Go through the entries and say how many lines contain the string "nColumns". The number is the whole answer.

-------- AVAILABLE DATA --------

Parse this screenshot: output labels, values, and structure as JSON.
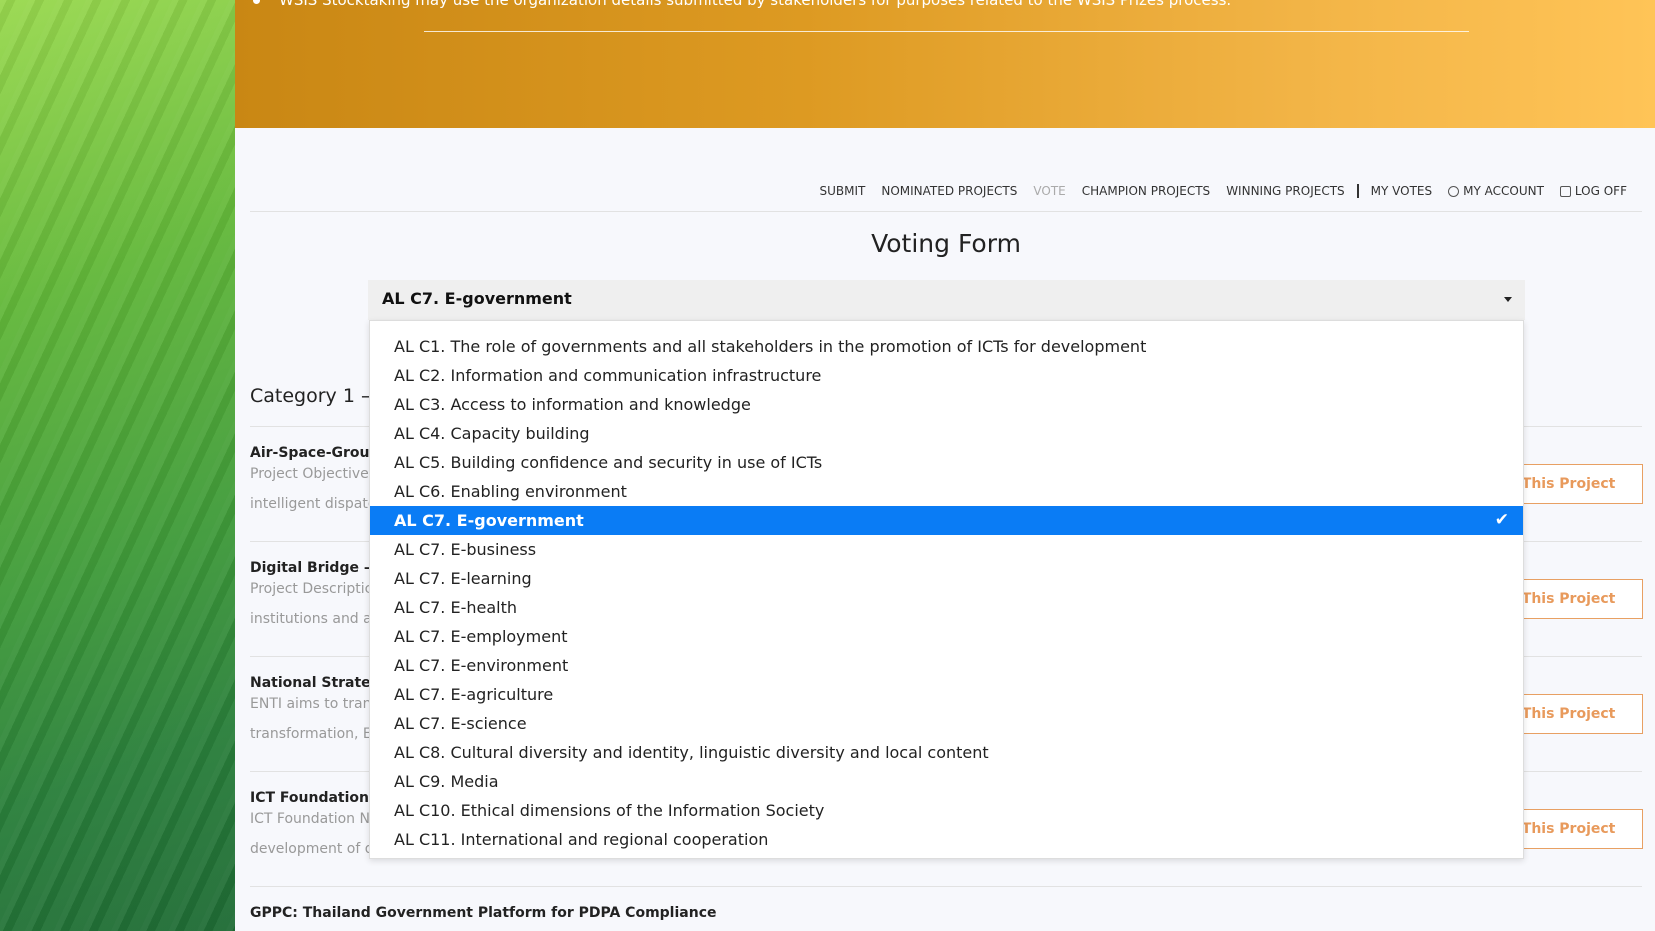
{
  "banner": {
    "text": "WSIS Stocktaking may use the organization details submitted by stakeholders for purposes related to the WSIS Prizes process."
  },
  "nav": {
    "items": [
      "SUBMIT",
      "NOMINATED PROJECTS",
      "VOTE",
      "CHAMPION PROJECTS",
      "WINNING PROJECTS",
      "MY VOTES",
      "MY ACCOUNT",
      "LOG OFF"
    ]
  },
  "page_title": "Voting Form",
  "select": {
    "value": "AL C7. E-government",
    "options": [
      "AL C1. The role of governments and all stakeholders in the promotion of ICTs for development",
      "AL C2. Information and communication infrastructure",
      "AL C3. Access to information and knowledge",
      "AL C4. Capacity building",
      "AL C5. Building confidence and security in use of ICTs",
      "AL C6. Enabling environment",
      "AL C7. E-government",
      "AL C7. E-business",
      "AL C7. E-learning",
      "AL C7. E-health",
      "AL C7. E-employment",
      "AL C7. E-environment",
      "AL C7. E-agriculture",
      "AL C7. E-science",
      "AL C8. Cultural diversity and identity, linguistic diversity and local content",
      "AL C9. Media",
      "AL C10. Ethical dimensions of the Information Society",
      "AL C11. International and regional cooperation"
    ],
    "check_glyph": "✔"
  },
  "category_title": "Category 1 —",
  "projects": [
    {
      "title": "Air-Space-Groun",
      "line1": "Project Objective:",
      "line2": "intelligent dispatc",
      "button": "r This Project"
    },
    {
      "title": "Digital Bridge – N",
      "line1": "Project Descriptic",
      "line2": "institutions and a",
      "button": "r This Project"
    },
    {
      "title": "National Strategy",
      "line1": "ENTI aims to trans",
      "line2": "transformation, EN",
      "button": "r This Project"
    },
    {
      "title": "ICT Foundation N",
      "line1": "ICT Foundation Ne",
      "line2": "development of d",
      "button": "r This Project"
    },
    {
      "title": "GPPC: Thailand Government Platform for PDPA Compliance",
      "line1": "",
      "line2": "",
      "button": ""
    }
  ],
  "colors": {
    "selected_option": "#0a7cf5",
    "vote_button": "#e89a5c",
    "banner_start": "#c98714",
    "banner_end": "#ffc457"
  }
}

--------
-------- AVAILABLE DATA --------

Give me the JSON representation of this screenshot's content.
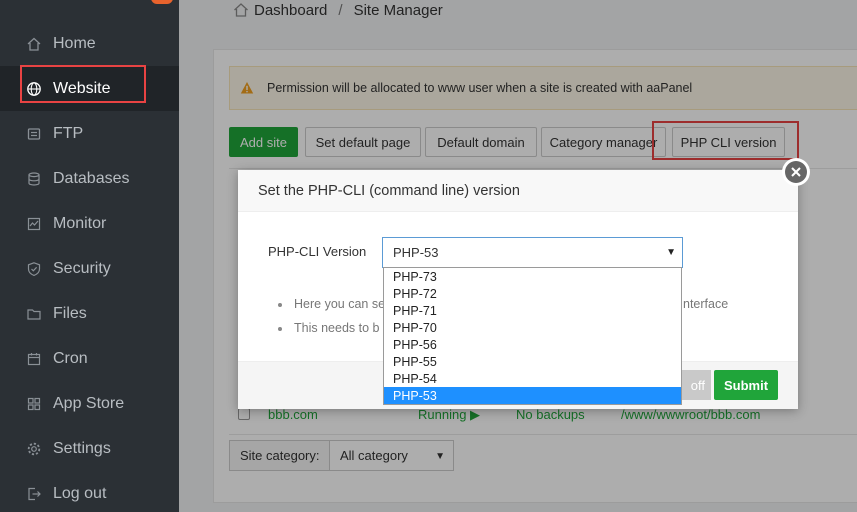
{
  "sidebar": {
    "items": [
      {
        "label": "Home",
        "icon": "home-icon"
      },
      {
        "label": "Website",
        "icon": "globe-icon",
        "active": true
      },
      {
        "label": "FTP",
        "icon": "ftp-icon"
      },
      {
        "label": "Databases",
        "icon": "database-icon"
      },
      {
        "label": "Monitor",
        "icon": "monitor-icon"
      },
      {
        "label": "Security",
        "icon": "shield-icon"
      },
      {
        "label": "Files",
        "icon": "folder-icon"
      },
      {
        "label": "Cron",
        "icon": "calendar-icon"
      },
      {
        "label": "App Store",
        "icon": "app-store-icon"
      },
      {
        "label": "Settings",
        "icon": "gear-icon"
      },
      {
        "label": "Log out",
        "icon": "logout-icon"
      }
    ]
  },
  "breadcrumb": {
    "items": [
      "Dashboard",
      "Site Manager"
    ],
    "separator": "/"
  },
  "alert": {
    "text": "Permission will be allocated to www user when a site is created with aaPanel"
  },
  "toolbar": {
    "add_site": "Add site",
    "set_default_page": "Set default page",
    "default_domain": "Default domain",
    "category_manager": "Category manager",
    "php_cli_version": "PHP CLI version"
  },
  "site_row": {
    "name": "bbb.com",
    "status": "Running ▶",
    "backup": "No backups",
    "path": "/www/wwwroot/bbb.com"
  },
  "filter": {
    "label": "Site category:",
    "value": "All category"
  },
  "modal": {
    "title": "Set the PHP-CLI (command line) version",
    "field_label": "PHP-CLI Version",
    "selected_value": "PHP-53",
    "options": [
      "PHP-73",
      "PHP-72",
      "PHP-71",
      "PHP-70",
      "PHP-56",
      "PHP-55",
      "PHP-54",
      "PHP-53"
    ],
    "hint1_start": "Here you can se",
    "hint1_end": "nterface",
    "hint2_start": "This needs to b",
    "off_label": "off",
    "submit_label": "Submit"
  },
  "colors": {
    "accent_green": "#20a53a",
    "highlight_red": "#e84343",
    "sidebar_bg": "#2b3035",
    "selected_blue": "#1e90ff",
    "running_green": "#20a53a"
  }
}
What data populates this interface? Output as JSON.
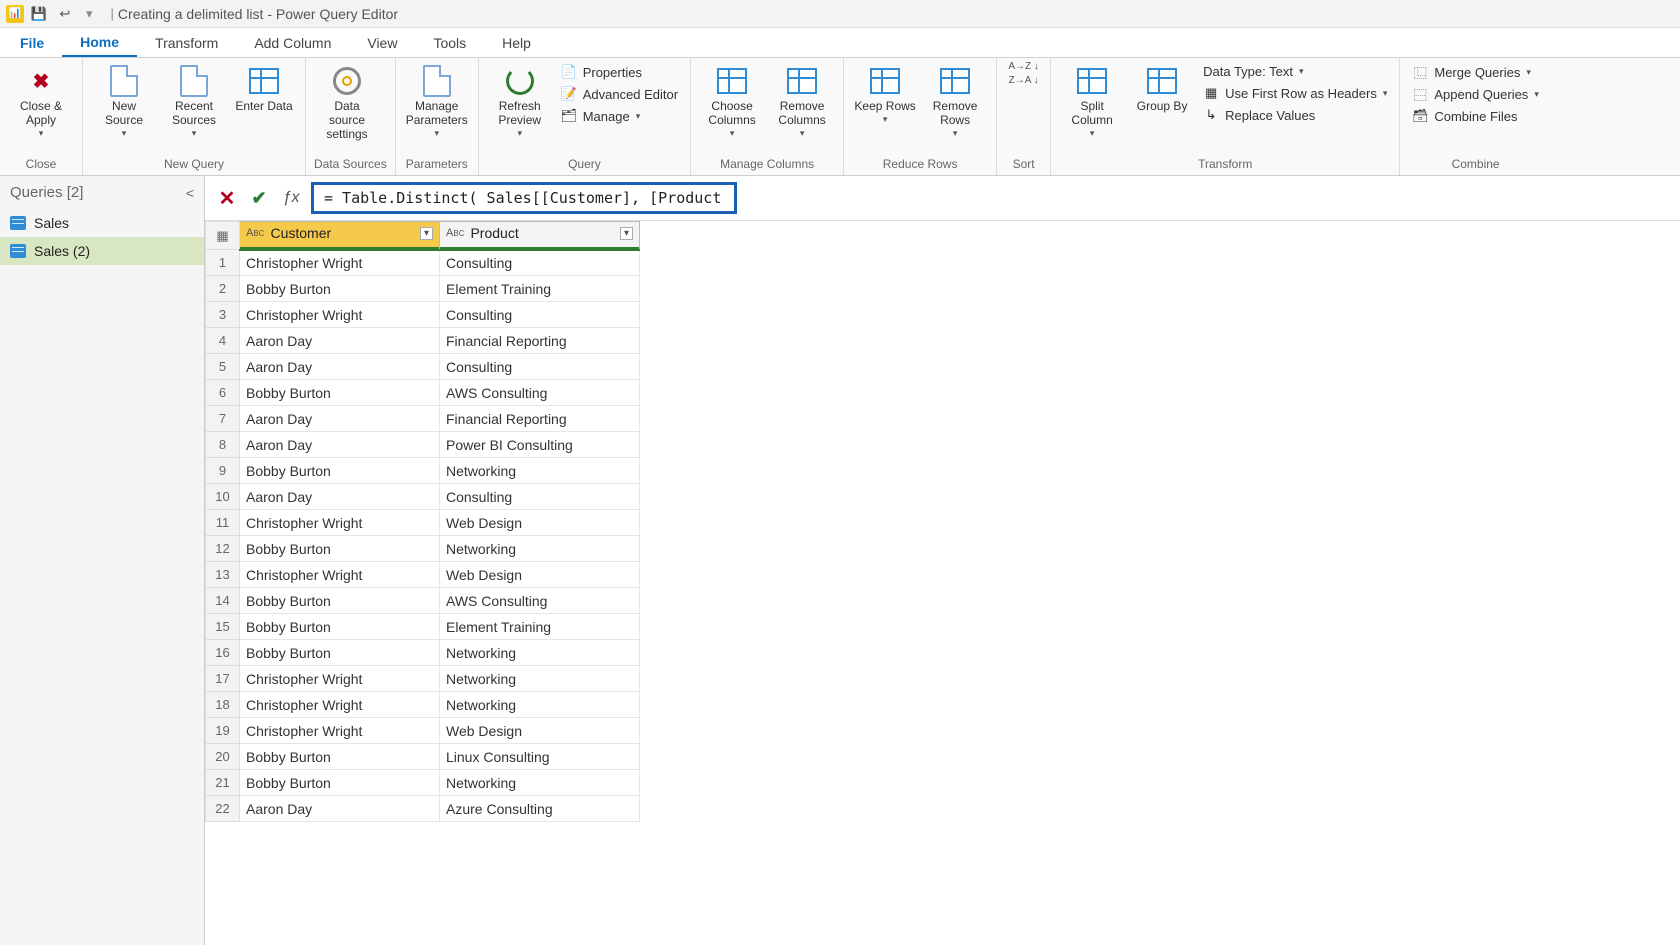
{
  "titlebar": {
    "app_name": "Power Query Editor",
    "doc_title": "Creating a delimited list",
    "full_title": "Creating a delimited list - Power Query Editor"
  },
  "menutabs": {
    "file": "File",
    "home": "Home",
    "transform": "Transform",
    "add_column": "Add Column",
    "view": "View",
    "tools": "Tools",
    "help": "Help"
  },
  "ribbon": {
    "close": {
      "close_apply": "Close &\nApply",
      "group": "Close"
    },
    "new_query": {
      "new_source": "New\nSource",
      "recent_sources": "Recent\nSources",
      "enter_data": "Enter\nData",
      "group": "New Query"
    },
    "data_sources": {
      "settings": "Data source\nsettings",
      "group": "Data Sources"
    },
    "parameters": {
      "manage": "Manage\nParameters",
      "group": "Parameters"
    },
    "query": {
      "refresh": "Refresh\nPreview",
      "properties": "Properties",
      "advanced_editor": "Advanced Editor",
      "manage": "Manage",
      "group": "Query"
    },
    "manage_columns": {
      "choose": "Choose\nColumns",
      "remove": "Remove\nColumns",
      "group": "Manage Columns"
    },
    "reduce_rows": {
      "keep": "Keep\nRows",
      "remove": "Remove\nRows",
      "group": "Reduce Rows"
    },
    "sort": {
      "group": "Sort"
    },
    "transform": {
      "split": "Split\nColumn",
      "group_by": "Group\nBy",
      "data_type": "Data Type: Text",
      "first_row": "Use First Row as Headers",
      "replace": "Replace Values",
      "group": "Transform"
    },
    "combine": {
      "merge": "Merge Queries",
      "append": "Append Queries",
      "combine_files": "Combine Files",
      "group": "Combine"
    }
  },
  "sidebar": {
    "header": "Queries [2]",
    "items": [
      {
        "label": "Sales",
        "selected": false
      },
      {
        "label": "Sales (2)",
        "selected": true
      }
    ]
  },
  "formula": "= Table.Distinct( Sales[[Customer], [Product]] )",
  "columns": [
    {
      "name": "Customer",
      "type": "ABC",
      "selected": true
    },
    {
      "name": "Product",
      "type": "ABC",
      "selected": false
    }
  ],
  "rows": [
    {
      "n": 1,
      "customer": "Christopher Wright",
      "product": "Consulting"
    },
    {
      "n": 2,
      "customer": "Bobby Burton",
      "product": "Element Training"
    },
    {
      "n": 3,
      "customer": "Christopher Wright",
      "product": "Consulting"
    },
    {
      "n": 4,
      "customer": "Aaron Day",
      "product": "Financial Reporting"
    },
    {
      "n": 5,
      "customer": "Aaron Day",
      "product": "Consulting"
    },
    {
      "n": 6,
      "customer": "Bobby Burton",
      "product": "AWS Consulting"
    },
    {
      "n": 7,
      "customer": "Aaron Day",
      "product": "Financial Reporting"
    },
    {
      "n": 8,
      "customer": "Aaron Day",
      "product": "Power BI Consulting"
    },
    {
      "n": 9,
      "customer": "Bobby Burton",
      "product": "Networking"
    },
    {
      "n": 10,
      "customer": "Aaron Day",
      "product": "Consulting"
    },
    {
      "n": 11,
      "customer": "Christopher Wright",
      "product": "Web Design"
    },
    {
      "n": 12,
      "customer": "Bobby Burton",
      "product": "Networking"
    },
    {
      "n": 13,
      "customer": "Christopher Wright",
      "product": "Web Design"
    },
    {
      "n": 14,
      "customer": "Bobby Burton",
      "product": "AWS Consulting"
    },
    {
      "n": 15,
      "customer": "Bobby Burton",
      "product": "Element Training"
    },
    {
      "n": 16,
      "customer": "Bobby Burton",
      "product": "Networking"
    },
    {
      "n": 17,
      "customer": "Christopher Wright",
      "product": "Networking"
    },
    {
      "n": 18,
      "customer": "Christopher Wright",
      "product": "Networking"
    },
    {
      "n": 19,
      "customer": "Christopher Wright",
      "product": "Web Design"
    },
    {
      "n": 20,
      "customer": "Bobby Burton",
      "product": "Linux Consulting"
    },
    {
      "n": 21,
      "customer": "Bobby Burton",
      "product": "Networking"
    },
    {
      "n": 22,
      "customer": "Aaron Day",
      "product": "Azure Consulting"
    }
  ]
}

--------

RESPONSE BOX = 2